EXTRACTED DATA:
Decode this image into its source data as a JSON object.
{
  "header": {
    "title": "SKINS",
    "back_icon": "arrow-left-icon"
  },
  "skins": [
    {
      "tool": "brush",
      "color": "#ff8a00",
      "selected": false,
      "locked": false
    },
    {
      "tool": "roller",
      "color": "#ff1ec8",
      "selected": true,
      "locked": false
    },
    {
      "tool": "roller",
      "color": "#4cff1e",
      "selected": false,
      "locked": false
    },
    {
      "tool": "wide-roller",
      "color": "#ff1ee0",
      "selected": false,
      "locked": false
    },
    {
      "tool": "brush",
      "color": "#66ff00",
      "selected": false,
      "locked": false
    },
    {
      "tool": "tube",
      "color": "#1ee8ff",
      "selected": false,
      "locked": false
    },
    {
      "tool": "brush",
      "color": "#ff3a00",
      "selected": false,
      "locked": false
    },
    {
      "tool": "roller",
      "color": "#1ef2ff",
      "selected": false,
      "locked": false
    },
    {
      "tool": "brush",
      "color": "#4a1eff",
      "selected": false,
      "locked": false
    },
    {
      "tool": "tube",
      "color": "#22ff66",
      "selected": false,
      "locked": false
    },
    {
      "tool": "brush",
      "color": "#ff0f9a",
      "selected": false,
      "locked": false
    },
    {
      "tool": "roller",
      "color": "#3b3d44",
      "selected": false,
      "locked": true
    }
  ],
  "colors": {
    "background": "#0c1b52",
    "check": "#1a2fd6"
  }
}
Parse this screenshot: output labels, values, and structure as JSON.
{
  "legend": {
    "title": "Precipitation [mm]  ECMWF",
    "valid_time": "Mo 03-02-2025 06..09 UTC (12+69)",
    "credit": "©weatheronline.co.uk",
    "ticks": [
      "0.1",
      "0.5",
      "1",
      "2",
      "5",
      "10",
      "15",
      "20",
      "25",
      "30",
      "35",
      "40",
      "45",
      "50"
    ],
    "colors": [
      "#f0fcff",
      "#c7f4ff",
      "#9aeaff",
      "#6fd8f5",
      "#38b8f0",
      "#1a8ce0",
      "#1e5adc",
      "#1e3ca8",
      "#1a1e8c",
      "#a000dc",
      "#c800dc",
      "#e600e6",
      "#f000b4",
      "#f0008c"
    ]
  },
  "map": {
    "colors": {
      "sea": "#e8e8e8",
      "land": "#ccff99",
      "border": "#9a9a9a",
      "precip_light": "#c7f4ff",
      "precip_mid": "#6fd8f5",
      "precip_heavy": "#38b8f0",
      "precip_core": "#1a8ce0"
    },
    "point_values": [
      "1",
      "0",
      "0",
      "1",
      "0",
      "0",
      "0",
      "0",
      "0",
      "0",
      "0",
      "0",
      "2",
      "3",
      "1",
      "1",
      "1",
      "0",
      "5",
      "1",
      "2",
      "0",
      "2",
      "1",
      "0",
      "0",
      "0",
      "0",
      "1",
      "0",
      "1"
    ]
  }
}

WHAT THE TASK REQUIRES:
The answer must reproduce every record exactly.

RESPONSE TO THIS EXERCISE:
Decode this image into its source data as a JSON object.
{
  "header": {
    "title": "SKINS",
    "back_icon": "arrow-left-icon"
  },
  "skins": [
    {
      "tool": "brush",
      "color": "#ff8a00",
      "selected": false,
      "locked": false
    },
    {
      "tool": "roller",
      "color": "#ff1ec8",
      "selected": true,
      "locked": false
    },
    {
      "tool": "roller",
      "color": "#4cff1e",
      "selected": false,
      "locked": false
    },
    {
      "tool": "wide-roller",
      "color": "#ff1ee0",
      "selected": false,
      "locked": false
    },
    {
      "tool": "brush",
      "color": "#66ff00",
      "selected": false,
      "locked": false
    },
    {
      "tool": "tube",
      "color": "#1ee8ff",
      "selected": false,
      "locked": false
    },
    {
      "tool": "brush",
      "color": "#ff3a00",
      "selected": false,
      "locked": false
    },
    {
      "tool": "roller",
      "color": "#1ef2ff",
      "selected": false,
      "locked": false
    },
    {
      "tool": "brush",
      "color": "#4a1eff",
      "selected": false,
      "locked": false
    },
    {
      "tool": "tube",
      "color": "#22ff66",
      "selected": false,
      "locked": false
    },
    {
      "tool": "brush",
      "color": "#ff0f9a",
      "selected": false,
      "locked": false
    },
    {
      "tool": "roller",
      "color": "#3b3d44",
      "selected": false,
      "locked": true
    }
  ],
  "colors": {
    "background": "#0c1b52",
    "check": "#1a2fd6"
  }
}
Parse this screenshot: output labels, values, and structure as JSON.
{
  "legend": {
    "title": "Precipitation [mm]  ECMWF",
    "valid_time": "Mo 03-02-2025 06..09 UTC (12+69)",
    "credit": "©weatheronline.co.uk",
    "ticks": [
      "0.1",
      "0.5",
      "1",
      "2",
      "5",
      "10",
      "15",
      "20",
      "25",
      "30",
      "35",
      "40",
      "45",
      "50"
    ],
    "colors": [
      "#f0fcff",
      "#c7f4ff",
      "#9aeaff",
      "#6fd8f5",
      "#38b8f0",
      "#1a8ce0",
      "#1e5adc",
      "#1e3ca8",
      "#1a1e8c",
      "#a000dc",
      "#c800dc",
      "#e600e6",
      "#f000b4",
      "#f0008c"
    ]
  },
  "map": {
    "colors": {
      "sea": "#e8e8e8",
      "land": "#ccff99",
      "border": "#9a9a9a",
      "precip_light": "#c7f4ff",
      "precip_mid": "#6fd8f5",
      "precip_heavy": "#38b8f0",
      "precip_core": "#1a8ce0"
    },
    "point_values": [
      "1",
      "0",
      "0",
      "1",
      "0",
      "0",
      "0",
      "0",
      "0",
      "0",
      "0",
      "0",
      "2",
      "3",
      "1",
      "1",
      "1",
      "0",
      "5",
      "1",
      "2",
      "0",
      "2",
      "1",
      "0",
      "0",
      "0",
      "0",
      "1",
      "0",
      "1"
    ]
  }
}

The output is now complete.